It's late afternoon in a Kansas City video arcade and groups of boys are playing Primal Rage and Mortal Kombat with all the simulated blood, guts and gore that the games can deliver.

But a little farther back, standing with her mother, is 8-year-old Ashley Phillips. She's finishing a decidedly more sedate game of Lite-A-Line. At home she has Nintendo and Sega machines and often entertains girlfriends with them."I like video games," she said.

That's music to the ears of an industry that can stand some good news. After a year of disappointing sales, the video game industry is taking some cheer from the increasing number of girls who are playing.

Indeed, more girls than ever are playing the games as manufacturers are beginning to take them seriously and pledging to make more games that they like.

"We are correcting gender bias," said Ryuichi Hirata, president of Capcom, earlier this month. Capcom is a major producer of video games such as Street Fighter.

More female characters are appearing in video games - and not as victims, but as protagonists. In addition, more games are being sold that don't rely on violence and fisticuffs, a traditional lure for boys, industry executives say.

The interest in girls comes at a crucial time for gamemakers. Industry sales and profits have plummeted.

An abundance of games and competition is one reason for the downturn. Consumers also are waiting for new game hardware.

In addition, many games featuring violence are not doing as well as they did in past years.

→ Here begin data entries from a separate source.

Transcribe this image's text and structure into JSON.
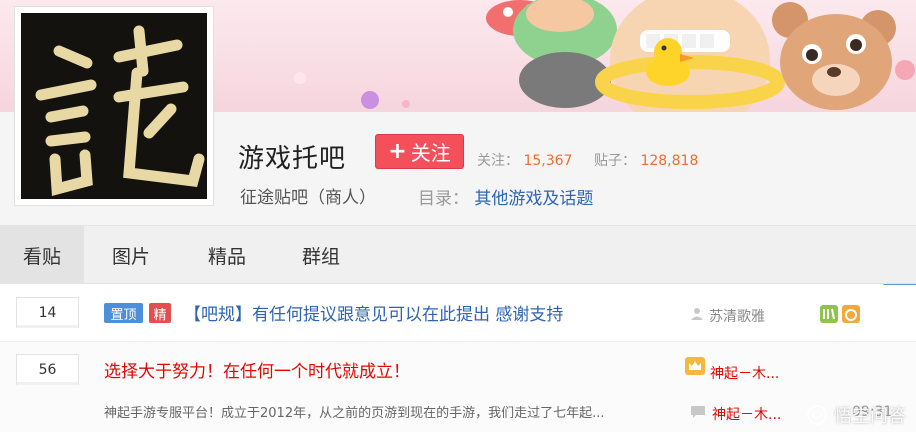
{
  "forum": {
    "name": "游戏托吧",
    "follow_label": "关注",
    "follow_stat_label": "关注：",
    "follow_count": "15,367",
    "post_stat_label": "贴子：",
    "post_count": "128,818",
    "sub_line": "征途贴吧（商人）",
    "catalog_label": "目录：",
    "catalog_value": "其他游戏及话题"
  },
  "tabs": [
    {
      "label": "看贴",
      "active": true
    },
    {
      "label": "图片",
      "active": false
    },
    {
      "label": "精品",
      "active": false
    },
    {
      "label": "群组",
      "active": false
    }
  ],
  "threads": [
    {
      "reply_count": "14",
      "badge_top": "置顶",
      "badge_good": "精",
      "title": "【吧规】有任何提议跟意见可以在此提出 感谢支持",
      "author": "苏清歌雅"
    },
    {
      "reply_count": "56",
      "title": "选择大于努力！在任何一个时代就成立！",
      "author": "神起－木...",
      "abstract": "神起手游专服平台！成立于2012年，从之前的页游到现在的手游，我们走过了七年起...",
      "last_author": "神起－木...",
      "last_time": "09:31"
    }
  ],
  "watermark": "悟空问答",
  "colors": {
    "follow_button": "#f4505c",
    "link_blue": "#2d64b3",
    "stat_orange": "#f06b32",
    "hot_red": "#e10602"
  }
}
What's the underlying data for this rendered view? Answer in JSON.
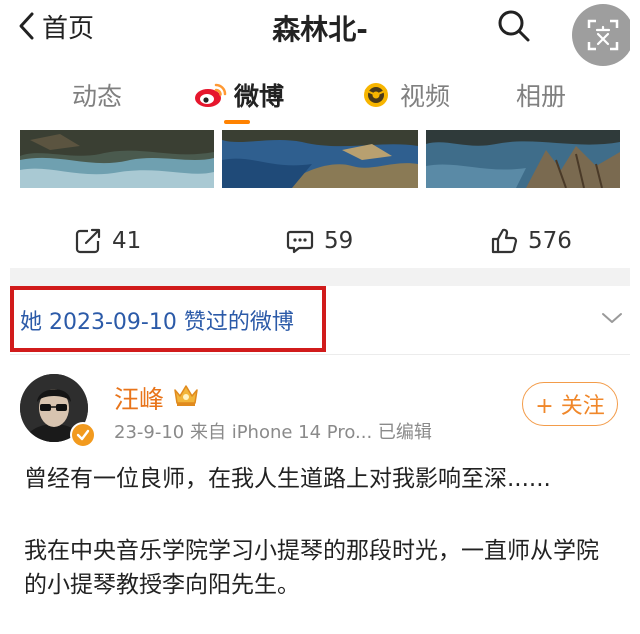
{
  "nav": {
    "back_label": "首页",
    "title": "森林北-"
  },
  "tabs": [
    {
      "label": "动态",
      "active": false
    },
    {
      "label": "微博",
      "active": true
    },
    {
      "label": "视频",
      "active": false
    },
    {
      "label": "相册",
      "active": false
    }
  ],
  "actions": {
    "repost": "41",
    "comment": "59",
    "like": "576"
  },
  "liked_notice": "她 2023-09-10 赞过的微博",
  "post": {
    "author": "汪峰",
    "meta": "23-9-10  来自 iPhone 14 Pro...  已编辑",
    "follow_label": "+ 关注",
    "paragraphs": [
      "曾经有一位良师，在我人生道路上对我影响至深......",
      "我在中央音乐学院学习小提琴的那段时光，一直师从学院",
      "的小提琴教授李向阳先生。"
    ]
  },
  "colors": {
    "accent": "#ff8200",
    "link": "#2b5aa8",
    "author": "#e8741a",
    "highlight_box": "#d11b1b"
  }
}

A new version of Street Fighter is struggling this year.

In fact, the only really big video game seller this holiday season is the nonviolent Donkey Kong Country.

At the same time, video-game makers have noted that girls are a growing percentage of players, increasing 25 percent in a year.

Nintendo of America, for example, says girls now make up 46 percent of players on Game Boy, a hand-held game machine.